Spacebomb’s most experimental output is Grandma Sparrow & His Piddletractor Orchestra, a project of Joe Westerlund of Megafaun. The album completely deconstructs, discombobulates and distorts the idea of a children’s album. From its cover, you expect a twee arrangement of songs fit for a Wes Anderson film score but inside its like someone recorded themselves playing Bioshock: Infinite. Jazz age melodies give way to warping vocals then twangy guitars then nonsensical chatter. I couldn’t see any children enjoying it and maybe that’s the point with all of its nearly destroyed sound. Maybe it’s a fantasy of what a fucked up children’s tape would sound like after an adult was at wits end about hearing woodland creature make happy!!! noises for hours. It all speaks to what Spacebomb is entirely capable of doing. Which is to say, almost anything that they are willing to take a chance on.
It’s hard to project Spacebomb’s future in an immediate world that stands in opposition to their “time honored” methods. Daptone Records was plenty successful in the late-aughts by making its own idea of rare groove records with a similar philosophy. Yet, patience has worn thin with the general populous, and Daptone has since became increasingly concerned with being as indebted to the records they were emulating. If White’s brain manages to remain at ease with the opposing poles that helped spark the label, perhaps goes the brilliance of Spacebomb.

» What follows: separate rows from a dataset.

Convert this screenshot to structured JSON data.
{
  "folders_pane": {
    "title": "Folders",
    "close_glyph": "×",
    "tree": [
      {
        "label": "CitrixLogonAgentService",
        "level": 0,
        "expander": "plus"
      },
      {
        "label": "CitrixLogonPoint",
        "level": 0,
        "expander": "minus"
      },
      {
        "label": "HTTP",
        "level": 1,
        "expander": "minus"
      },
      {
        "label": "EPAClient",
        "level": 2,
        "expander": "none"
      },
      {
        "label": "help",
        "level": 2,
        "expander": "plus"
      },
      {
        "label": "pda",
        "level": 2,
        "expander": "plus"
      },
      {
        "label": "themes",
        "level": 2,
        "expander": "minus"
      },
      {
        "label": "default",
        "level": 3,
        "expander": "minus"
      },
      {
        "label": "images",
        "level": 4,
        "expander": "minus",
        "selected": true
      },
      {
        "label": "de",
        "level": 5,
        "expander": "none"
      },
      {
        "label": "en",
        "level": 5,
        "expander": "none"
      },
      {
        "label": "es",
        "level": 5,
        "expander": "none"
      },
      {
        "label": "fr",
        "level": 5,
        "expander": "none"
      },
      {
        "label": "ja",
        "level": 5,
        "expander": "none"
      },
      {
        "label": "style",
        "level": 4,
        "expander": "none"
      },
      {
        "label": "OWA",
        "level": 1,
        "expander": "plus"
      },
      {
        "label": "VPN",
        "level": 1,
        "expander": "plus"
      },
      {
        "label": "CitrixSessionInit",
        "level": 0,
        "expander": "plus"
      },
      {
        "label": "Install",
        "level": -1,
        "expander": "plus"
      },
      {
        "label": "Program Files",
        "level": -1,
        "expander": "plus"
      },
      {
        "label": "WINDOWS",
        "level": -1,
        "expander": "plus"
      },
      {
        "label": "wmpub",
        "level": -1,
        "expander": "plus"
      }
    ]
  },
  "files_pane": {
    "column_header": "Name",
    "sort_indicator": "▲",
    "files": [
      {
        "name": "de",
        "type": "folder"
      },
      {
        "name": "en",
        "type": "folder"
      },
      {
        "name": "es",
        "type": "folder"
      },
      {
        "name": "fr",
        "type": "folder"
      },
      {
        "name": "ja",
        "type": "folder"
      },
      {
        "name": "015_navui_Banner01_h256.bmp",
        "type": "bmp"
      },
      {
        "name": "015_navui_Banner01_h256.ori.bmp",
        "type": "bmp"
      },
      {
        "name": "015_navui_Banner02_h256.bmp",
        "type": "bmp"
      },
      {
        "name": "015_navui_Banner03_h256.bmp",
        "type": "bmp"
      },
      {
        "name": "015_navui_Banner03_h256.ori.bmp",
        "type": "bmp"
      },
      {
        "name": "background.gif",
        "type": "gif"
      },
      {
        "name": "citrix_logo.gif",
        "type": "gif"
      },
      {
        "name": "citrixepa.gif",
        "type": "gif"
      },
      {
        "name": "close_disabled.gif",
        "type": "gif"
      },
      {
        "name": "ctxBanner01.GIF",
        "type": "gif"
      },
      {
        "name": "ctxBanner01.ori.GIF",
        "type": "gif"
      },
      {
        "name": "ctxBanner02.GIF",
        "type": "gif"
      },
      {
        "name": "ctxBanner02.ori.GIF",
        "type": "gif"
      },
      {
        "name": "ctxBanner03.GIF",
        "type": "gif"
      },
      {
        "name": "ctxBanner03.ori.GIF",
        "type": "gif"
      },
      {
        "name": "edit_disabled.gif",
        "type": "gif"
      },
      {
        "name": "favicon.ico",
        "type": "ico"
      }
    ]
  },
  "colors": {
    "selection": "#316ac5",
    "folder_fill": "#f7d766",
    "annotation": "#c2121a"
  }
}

¹Spacebomb has branched out from White’s humble attic studio to a proper one dubbed ‘Spacebomb East,’ though the label still uses the attic in a workshop capacity according to their website.